A white woman with long brown hair and a blue scarf sitting in front of a window and smiling

Aly Amidei

Assistant Professor of Design

School of Education | Department of Theatre and Drama

Hometown: Streamwood, IL

Aly Amidei is a costume designer and playwright focusing on new works and re-envisioned classics. Recently, her research has been on improving access and inclusion in costume design practices and theatre pedagogy for people with disabilities. As a playwright, she has written stage adaptations for theatre for young audiences as well as horror plays, audio dramas, and immersive theatre.
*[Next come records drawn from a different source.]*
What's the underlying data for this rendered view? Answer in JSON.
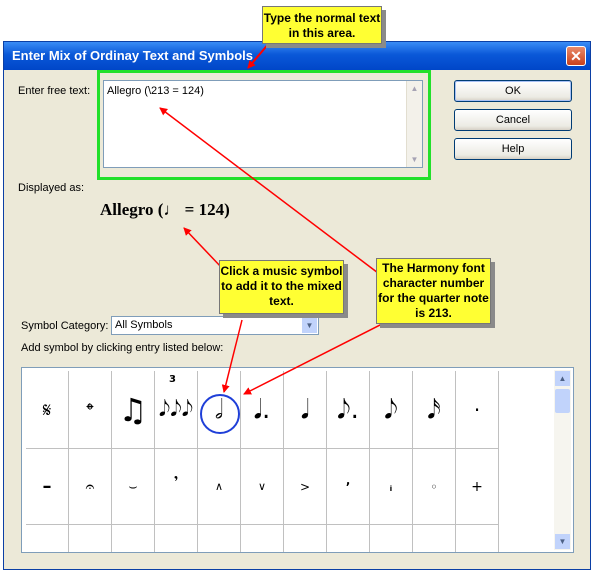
{
  "dialog": {
    "title": "Enter Mix of Ordinay Text and Symbols",
    "free_text_label": "Enter free text:",
    "free_text_value": "Allegro (\\213 = 124)",
    "displayed_label": "Displayed as:",
    "displayed_value": "Allegro (♩ = 124)",
    "category_label": "Symbol Category:",
    "category_value": "All Symbols",
    "add_symbol_label": "Add symbol by clicking entry listed below:",
    "buttons": {
      "ok": "OK",
      "cancel": "Cancel",
      "help": "Help"
    },
    "close_glyph": "✕"
  },
  "callouts": {
    "normal_text": "Type the normal text in this area.",
    "click_symbol": "Click a music symbol to add it to the mixed text.",
    "harmony": "The Harmony font character number for the quarter note is 213."
  },
  "symbols": {
    "row1": [
      "𝄋",
      "𝄌",
      "♫",
      "𝅘𝅥𝅮𝅘𝅥𝅮𝅘𝅥𝅮",
      "𝅗𝅥",
      "𝅘𝅥.",
      "𝅘𝅥",
      "𝅘𝅥𝅮.",
      "𝅘𝅥𝅮",
      "𝅘𝅥𝅯",
      "·"
    ],
    "triplet_label": "3",
    "row2": [
      "–",
      "𝄐",
      "⌣",
      "𝄒",
      "∧",
      "∨",
      ">",
      "ʼ",
      "ᵢ",
      "◦",
      "+"
    ]
  },
  "colors": {
    "highlight_green": "#22e02a",
    "callout_yellow": "#ffff33",
    "arrow_red": "#ff0000",
    "circle_blue": "#1f3fd8"
  }
}
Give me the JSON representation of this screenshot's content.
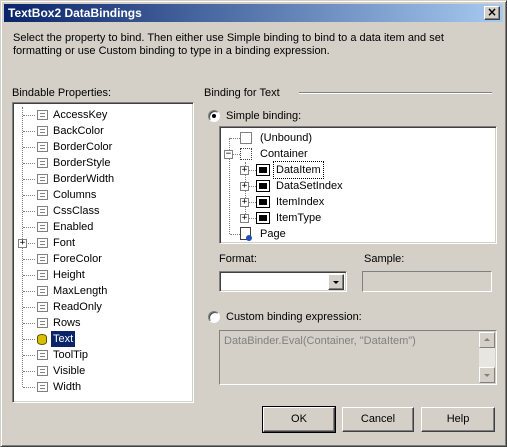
{
  "window": {
    "title": "TextBox2 DataBindings",
    "close_glyph": "×"
  },
  "instructions": "Select the property to bind. Then either use Simple binding to bind to a data item and set formatting or use Custom binding to type in a binding expression.",
  "bindable": {
    "label": "Bindable Properties:",
    "items": [
      {
        "label": "AccessKey",
        "icon": "property-icon"
      },
      {
        "label": "BackColor",
        "icon": "property-icon"
      },
      {
        "label": "BorderColor",
        "icon": "property-icon"
      },
      {
        "label": "BorderStyle",
        "icon": "property-icon"
      },
      {
        "label": "BorderWidth",
        "icon": "property-icon"
      },
      {
        "label": "Columns",
        "icon": "property-icon"
      },
      {
        "label": "CssClass",
        "icon": "property-icon"
      },
      {
        "label": "Enabled",
        "icon": "property-icon"
      },
      {
        "label": "Font",
        "icon": "property-icon",
        "expandable": true
      },
      {
        "label": "ForeColor",
        "icon": "property-icon"
      },
      {
        "label": "Height",
        "icon": "property-icon"
      },
      {
        "label": "MaxLength",
        "icon": "property-icon"
      },
      {
        "label": "ReadOnly",
        "icon": "property-icon"
      },
      {
        "label": "Rows",
        "icon": "property-icon"
      },
      {
        "label": "Text",
        "icon": "database-icon",
        "selected": true
      },
      {
        "label": "ToolTip",
        "icon": "property-icon"
      },
      {
        "label": "Visible",
        "icon": "property-icon"
      },
      {
        "label": "Width",
        "icon": "property-icon"
      }
    ]
  },
  "binding": {
    "group_label": "Binding for Text",
    "simple_label": "Simple binding:",
    "simple_selected": true,
    "tree": [
      {
        "label": "(Unbound)",
        "icon": "unbound-icon"
      },
      {
        "label": "Container",
        "icon": "container-icon",
        "expanded": true
      },
      {
        "label": "DataItem",
        "icon": "data-item-icon",
        "current": true
      },
      {
        "label": "DataSetIndex",
        "icon": "data-item-icon"
      },
      {
        "label": "ItemIndex",
        "icon": "data-item-icon"
      },
      {
        "label": "ItemType",
        "icon": "data-item-icon"
      },
      {
        "label": "Page",
        "icon": "page-icon"
      }
    ],
    "format_label": "Format:",
    "format_value": "",
    "sample_label": "Sample:",
    "sample_value": "",
    "custom_label": "Custom binding expression:",
    "custom_selected": false,
    "custom_expression": "DataBinder.Eval(Container, \"DataItem\")"
  },
  "buttons": {
    "ok": "OK",
    "cancel": "Cancel",
    "help": "Help"
  },
  "colors": {
    "face": "#d4d0c8",
    "title_start": "#0a246a",
    "title_end": "#a6caf0",
    "selection": "#0a246a"
  }
}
A future area of research for her is on immersive theatre and the growing complexity of costume design for video games.


Strategies for Successful Access and Inclusion for Arts Managers

This talk examines the challenges and benefits of integrating accessibility and offers the perspective of arts practitioners with disabilities. Through an analysis of accessibility implementation and a study of the artistic, technical, organizational, and attitudinal issues that arise within the process, arts managers can address issues of social justice by adopting strategies for real inclusion and access in their projects.
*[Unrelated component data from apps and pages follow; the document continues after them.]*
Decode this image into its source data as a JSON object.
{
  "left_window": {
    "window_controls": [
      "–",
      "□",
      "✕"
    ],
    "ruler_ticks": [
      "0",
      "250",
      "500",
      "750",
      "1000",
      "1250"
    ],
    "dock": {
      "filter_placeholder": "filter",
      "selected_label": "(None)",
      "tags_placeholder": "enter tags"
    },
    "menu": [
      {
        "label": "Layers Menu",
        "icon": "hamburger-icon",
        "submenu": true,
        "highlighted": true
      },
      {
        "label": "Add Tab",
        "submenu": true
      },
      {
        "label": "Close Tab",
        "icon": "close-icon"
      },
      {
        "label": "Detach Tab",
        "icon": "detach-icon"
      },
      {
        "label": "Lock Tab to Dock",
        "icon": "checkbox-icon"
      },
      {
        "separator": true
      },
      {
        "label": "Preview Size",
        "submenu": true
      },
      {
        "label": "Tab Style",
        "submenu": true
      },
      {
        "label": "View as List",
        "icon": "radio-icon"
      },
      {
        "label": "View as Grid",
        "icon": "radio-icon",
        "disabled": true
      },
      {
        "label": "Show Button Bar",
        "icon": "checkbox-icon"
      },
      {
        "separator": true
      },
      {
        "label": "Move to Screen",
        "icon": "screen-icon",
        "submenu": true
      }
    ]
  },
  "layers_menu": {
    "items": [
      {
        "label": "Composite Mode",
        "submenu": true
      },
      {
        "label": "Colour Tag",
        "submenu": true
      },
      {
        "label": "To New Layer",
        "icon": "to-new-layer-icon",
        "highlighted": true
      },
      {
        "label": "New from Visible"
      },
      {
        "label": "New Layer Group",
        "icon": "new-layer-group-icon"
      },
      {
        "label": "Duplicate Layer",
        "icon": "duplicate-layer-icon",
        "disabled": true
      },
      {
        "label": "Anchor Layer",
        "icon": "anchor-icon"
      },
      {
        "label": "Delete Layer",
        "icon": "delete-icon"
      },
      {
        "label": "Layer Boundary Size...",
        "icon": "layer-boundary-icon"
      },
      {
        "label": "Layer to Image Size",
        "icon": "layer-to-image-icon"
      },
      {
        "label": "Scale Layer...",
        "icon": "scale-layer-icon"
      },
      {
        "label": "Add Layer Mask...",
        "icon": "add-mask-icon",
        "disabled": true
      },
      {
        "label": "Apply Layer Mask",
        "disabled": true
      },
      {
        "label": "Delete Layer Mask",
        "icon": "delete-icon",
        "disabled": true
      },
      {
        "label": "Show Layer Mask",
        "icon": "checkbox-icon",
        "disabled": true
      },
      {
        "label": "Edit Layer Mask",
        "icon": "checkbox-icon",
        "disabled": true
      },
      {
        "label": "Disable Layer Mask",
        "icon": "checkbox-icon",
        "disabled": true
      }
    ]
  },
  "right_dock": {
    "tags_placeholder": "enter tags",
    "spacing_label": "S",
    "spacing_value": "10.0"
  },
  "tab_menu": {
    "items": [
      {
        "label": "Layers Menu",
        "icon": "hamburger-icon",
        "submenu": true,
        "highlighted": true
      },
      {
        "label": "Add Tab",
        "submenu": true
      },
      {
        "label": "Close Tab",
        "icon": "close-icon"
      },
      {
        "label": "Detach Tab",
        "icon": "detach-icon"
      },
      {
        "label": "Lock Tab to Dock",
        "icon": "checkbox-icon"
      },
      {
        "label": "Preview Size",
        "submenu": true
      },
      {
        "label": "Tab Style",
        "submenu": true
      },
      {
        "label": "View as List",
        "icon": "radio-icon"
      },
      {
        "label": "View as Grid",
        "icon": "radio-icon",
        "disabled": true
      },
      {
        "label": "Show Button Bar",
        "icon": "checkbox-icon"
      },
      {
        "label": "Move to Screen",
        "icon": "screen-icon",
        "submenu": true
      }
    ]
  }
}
Uptight Alien Queens Wear Wet Leather: Fetish Costuming and Gender Roles in Sci-Fi Film and Television

Fetish clothing, like tight fitting wet-leather or latex garments, have been a staple in futuristic costuming from its infancy. The way this subversive costume has become readily associated with the genre provides a fascinating exploration for the way in which science fiction deals with gender and sexuality. Using examples from Devil Girl from Mars, Voyager, Farscape, The Matrix, and The Fifth Element, this paper will examine the use of fetish inspired “dominatrix” clothing in science fiction media and the evolution of gender roles within these worlds.

Ruffs Re-Invented: Construction and Deconstruction of the Elizabethan Ruff

Ruffs have had a long and varied history adorning the necks of Tudor nobles, the gowns of Regency ladies, the edgy garments of the modern runway, and the handcrafted imaginative clothing of cosplayers. This highly impractical accessory has continued to reappear as neck adornment since the 16th century. This talk explores the history of the ruff as a fashion accessory, the best methods for creating historical reproductions of the ruff, and deconstructing/reinventing the ruff using non-traditional materials and modern techniques with an eye for the use in theatrical performance.